START Data shown

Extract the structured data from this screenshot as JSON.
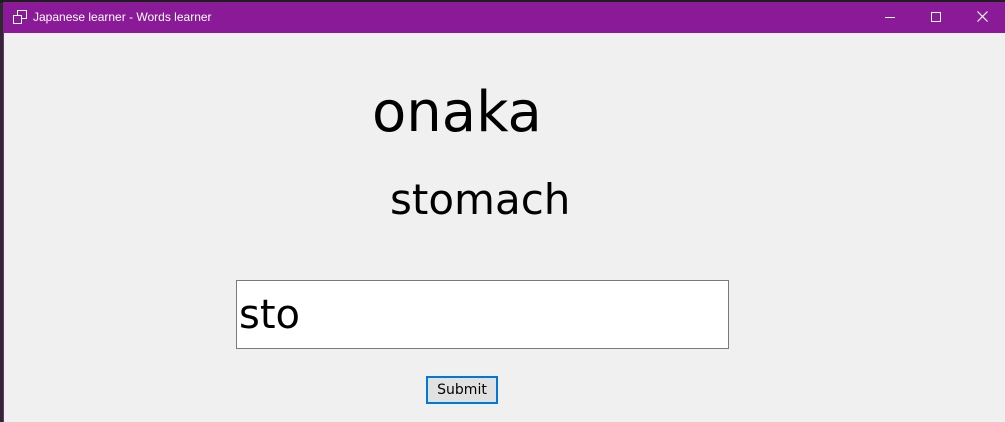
{
  "window": {
    "title": "Japanese learner - Words learner",
    "titlebar_color": "#8b1a99",
    "controls": {
      "minimize_icon": "minimize-icon",
      "maximize_icon": "maximize-icon",
      "close_icon": "close-icon"
    }
  },
  "main": {
    "japanese_word": "onaka",
    "english_word": "stomach",
    "answer_input": {
      "value": "sto",
      "placeholder": ""
    },
    "submit_label": "Submit"
  }
}
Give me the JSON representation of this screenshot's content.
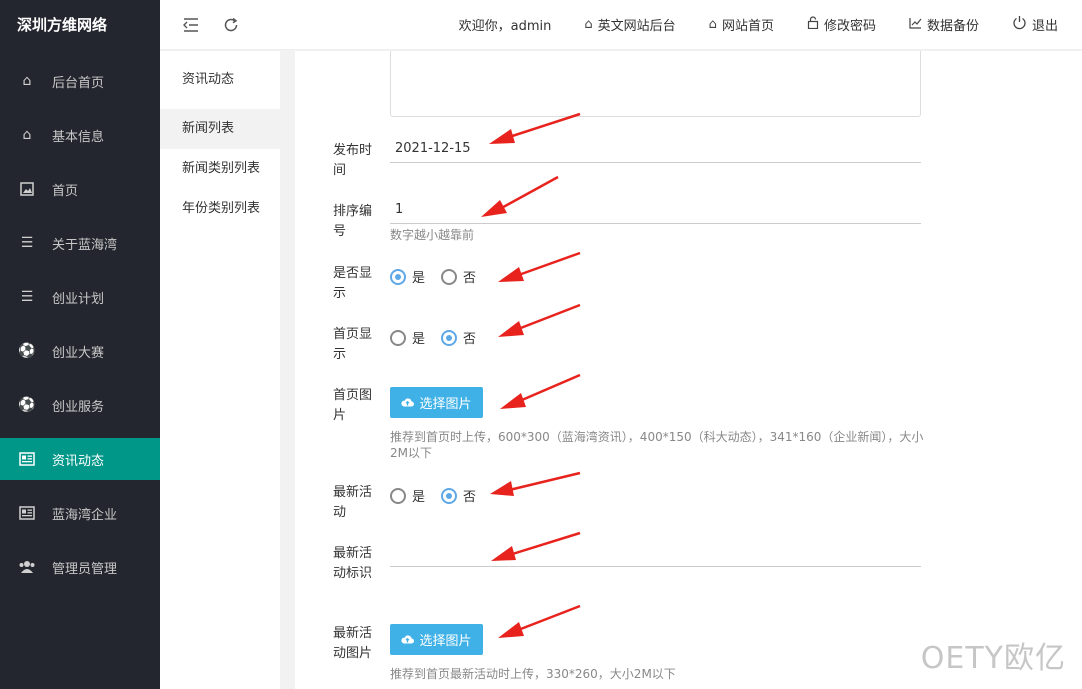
{
  "brand": "深圳方维网络",
  "sidebar": {
    "items": [
      {
        "label": "后台首页",
        "icon": "home-icon"
      },
      {
        "label": "基本信息",
        "icon": "home-icon"
      },
      {
        "label": "首页",
        "icon": "image-icon"
      },
      {
        "label": "关于蓝海湾",
        "icon": "list-icon"
      },
      {
        "label": "创业计划",
        "icon": "list-icon"
      },
      {
        "label": "创业大赛",
        "icon": "football-icon"
      },
      {
        "label": "创业服务",
        "icon": "football-icon"
      },
      {
        "label": "资讯动态",
        "icon": "newspaper-icon",
        "active": true
      },
      {
        "label": "蓝海湾企业",
        "icon": "newspaper-icon"
      },
      {
        "label": "管理员管理",
        "icon": "users-icon"
      }
    ]
  },
  "header": {
    "welcome": "欢迎你，admin",
    "links": [
      {
        "label": "英文网站后台",
        "icon": "home-icon"
      },
      {
        "label": "网站首页",
        "icon": "home-icon"
      },
      {
        "label": "修改密码",
        "icon": "lock-icon"
      },
      {
        "label": "数据备份",
        "icon": "chart-icon"
      },
      {
        "label": "退出",
        "icon": "power-icon"
      }
    ]
  },
  "subnav": {
    "title": "资讯动态",
    "items": [
      "新闻列表",
      "新闻类别列表",
      "年份类别列表"
    ]
  },
  "form": {
    "publish_label": "发布时间",
    "publish_value": "2021-12-15",
    "sort_label": "排序编号",
    "sort_value": "1",
    "sort_hint": "数字越小越靠前",
    "show_label": "是否显示",
    "home_show_label": "首页显示",
    "home_image_label": "首页图片",
    "home_image_hint": "推荐到首页时上传，600*300（蓝海湾资讯），400*150（科大动态），341*160（企业新闻），大小2M以下",
    "latest_label": "最新活动",
    "latest_tag_label": "最新活动标识",
    "latest_tag_value": "",
    "latest_image_label": "最新活动图片",
    "latest_image_hint": "推荐到首页最新活动时上传，330*260，大小2M以下",
    "yes": "是",
    "no": "否",
    "upload_label": "选择图片"
  },
  "watermark": "OETY欧亿",
  "colors": {
    "accent": "#009688",
    "sidebar_bg": "#23262e",
    "upload_btn": "#3fb1e7",
    "arrow": "#e8231d"
  }
}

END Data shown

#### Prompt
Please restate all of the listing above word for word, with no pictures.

#### The answer
Extract the structured data from this screenshot as JSON.
{
  "window": {
    "title": "Japanese learner - Words learner",
    "titlebar_color": "#8b1a99",
    "controls": {
      "minimize_icon": "minimize-icon",
      "maximize_icon": "maximize-icon",
      "close_icon": "close-icon"
    }
  },
  "main": {
    "japanese_word": "onaka",
    "english_word": "stomach",
    "answer_input": {
      "value": "sto",
      "placeholder": ""
    },
    "submit_label": "Submit"
  }
}
Give me the JSON representation of this screenshot's content.
{
  "brand": "深圳方维网络",
  "sidebar": {
    "items": [
      {
        "label": "后台首页",
        "icon": "home-icon"
      },
      {
        "label": "基本信息",
        "icon": "home-icon"
      },
      {
        "label": "首页",
        "icon": "image-icon"
      },
      {
        "label": "关于蓝海湾",
        "icon": "list-icon"
      },
      {
        "label": "创业计划",
        "icon": "list-icon"
      },
      {
        "label": "创业大赛",
        "icon": "football-icon"
      },
      {
        "label": "创业服务",
        "icon": "football-icon"
      },
      {
        "label": "资讯动态",
        "icon": "newspaper-icon",
        "active": true
      },
      {
        "label": "蓝海湾企业",
        "icon": "newspaper-icon"
      },
      {
        "label": "管理员管理",
        "icon": "users-icon"
      }
    ]
  },
  "header": {
    "welcome": "欢迎你，admin",
    "links": [
      {
        "label": "英文网站后台",
        "icon": "home-icon"
      },
      {
        "label": "网站首页",
        "icon": "home-icon"
      },
      {
        "label": "修改密码",
        "icon": "lock-icon"
      },
      {
        "label": "数据备份",
        "icon": "chart-icon"
      },
      {
        "label": "退出",
        "icon": "power-icon"
      }
    ]
  },
  "subnav": {
    "title": "资讯动态",
    "items": [
      "新闻列表",
      "新闻类别列表",
      "年份类别列表"
    ]
  },
  "form": {
    "publish_label": "发布时间",
    "publish_value": "2021-12-15",
    "sort_label": "排序编号",
    "sort_value": "1",
    "sort_hint": "数字越小越靠前",
    "show_label": "是否显示",
    "home_show_label": "首页显示",
    "home_image_label": "首页图片",
    "home_image_hint": "推荐到首页时上传，600*300（蓝海湾资讯），400*150（科大动态），341*160（企业新闻），大小2M以下",
    "latest_label": "最新活动",
    "latest_tag_label": "最新活动标识",
    "latest_tag_value": "",
    "latest_image_label": "最新活动图片",
    "latest_image_hint": "推荐到首页最新活动时上传，330*260，大小2M以下",
    "yes": "是",
    "no": "否",
    "upload_label": "选择图片"
  },
  "watermark": "OETY欧亿",
  "colors": {
    "accent": "#009688",
    "sidebar_bg": "#23262e",
    "upload_btn": "#3fb1e7",
    "arrow": "#e8231d"
  }
}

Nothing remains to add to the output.